• Try it:
Scan the data beneath this task and copy each line that includes "title".

= Beginning of Section =

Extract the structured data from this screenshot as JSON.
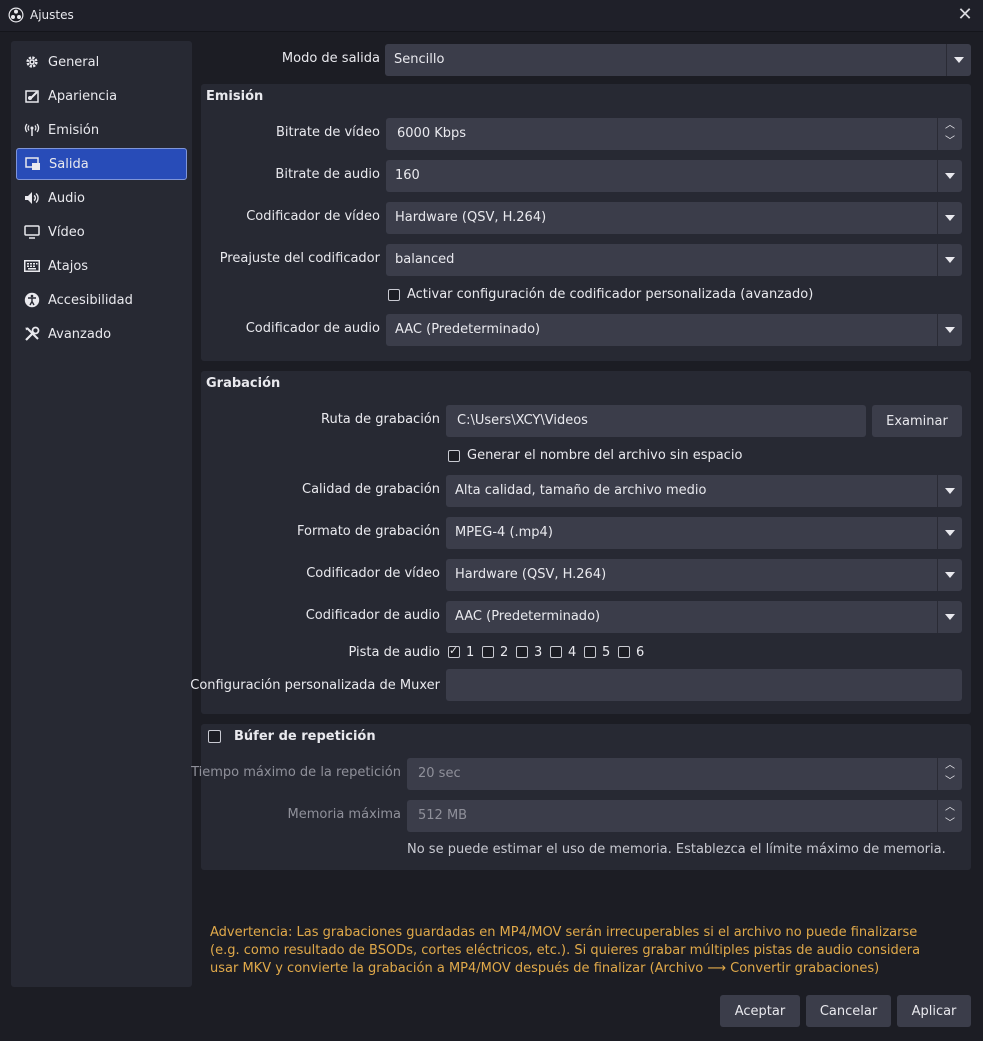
{
  "window": {
    "title": "Ajustes"
  },
  "sidebar": {
    "items": [
      {
        "label": "General",
        "icon": "gear-icon"
      },
      {
        "label": "Apariencia",
        "icon": "appearance-icon"
      },
      {
        "label": "Emisión",
        "icon": "broadcast-icon"
      },
      {
        "label": "Salida",
        "icon": "output-icon",
        "active": true
      },
      {
        "label": "Audio",
        "icon": "speaker-icon"
      },
      {
        "label": "Vídeo",
        "icon": "monitor-icon"
      },
      {
        "label": "Atajos",
        "icon": "keyboard-icon"
      },
      {
        "label": "Accesibilidad",
        "icon": "accessibility-icon"
      },
      {
        "label": "Avanzado",
        "icon": "tools-icon"
      }
    ]
  },
  "output_mode": {
    "label": "Modo de salida",
    "value": "Sencillo"
  },
  "streaming": {
    "title": "Emisión",
    "video_bitrate": {
      "label": "Bitrate de vídeo",
      "value": "6000 Kbps"
    },
    "audio_bitrate": {
      "label": "Bitrate de audio",
      "value": "160"
    },
    "video_encoder": {
      "label": "Codificador de vídeo",
      "value": "Hardware (QSV, H.264)"
    },
    "encoder_preset": {
      "label": "Preajuste del codificador",
      "value": "balanced"
    },
    "custom_encoder_check": {
      "label": "Activar configuración de codificador personalizada (avanzado)",
      "checked": false
    },
    "audio_encoder": {
      "label": "Codificador de audio",
      "value": "AAC (Predeterminado)"
    }
  },
  "recording": {
    "title": "Grabación",
    "path": {
      "label": "Ruta de grabación",
      "value": "C:\\Users\\XCY\\Videos",
      "browse": "Examinar"
    },
    "no_space_check": {
      "label": "Generar el nombre del archivo sin espacio",
      "checked": false
    },
    "quality": {
      "label": "Calidad de grabación",
      "value": "Alta calidad, tamaño de archivo medio"
    },
    "format": {
      "label": "Formato de grabación",
      "value": "MPEG-4 (.mp4)"
    },
    "video_encoder": {
      "label": "Codificador de vídeo",
      "value": "Hardware (QSV, H.264)"
    },
    "audio_encoder": {
      "label": "Codificador de audio",
      "value": "AAC (Predeterminado)"
    },
    "audio_track": {
      "label": "Pista de audio",
      "tracks": [
        "1",
        "2",
        "3",
        "4",
        "5",
        "6"
      ],
      "checked": [
        true,
        false,
        false,
        false,
        false,
        false
      ]
    },
    "muxer": {
      "label": "Configuración personalizada de Muxer",
      "value": ""
    }
  },
  "replay_buffer": {
    "title": "Búfer de repetición",
    "enabled": false,
    "max_time": {
      "label": "Tiempo máximo de la repetición",
      "value": "20 sec"
    },
    "max_memory": {
      "label": "Memoria máxima",
      "value": "512 MB"
    },
    "note": "No se puede estimar el uso de memoria. Establezca el límite máximo de memoria."
  },
  "warning": "Advertencia: Las grabaciones guardadas en MP4/MOV serán irrecuperables si el archivo no puede finalizarse (e.g. como resultado de BSODs, cortes eléctricos, etc.). Si quieres grabar múltiples pistas de audio considera usar MKV y convierte la grabación a MP4/MOV después de finalizar (Archivo ⟶ Convertir grabaciones)",
  "footer": {
    "accept": "Aceptar",
    "cancel": "Cancelar",
    "apply": "Aplicar"
  },
  "colors": {
    "accent": "#284cb8",
    "warning": "#e0a94a",
    "background": "#1c1d24",
    "panel": "#272933",
    "control": "#3b3d4a"
  }
}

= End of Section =

• Task response:
    "title": "Ajustes"
    "title": "Emisión",
    "title": "Grabación",
    "title": "Búfer de repetición",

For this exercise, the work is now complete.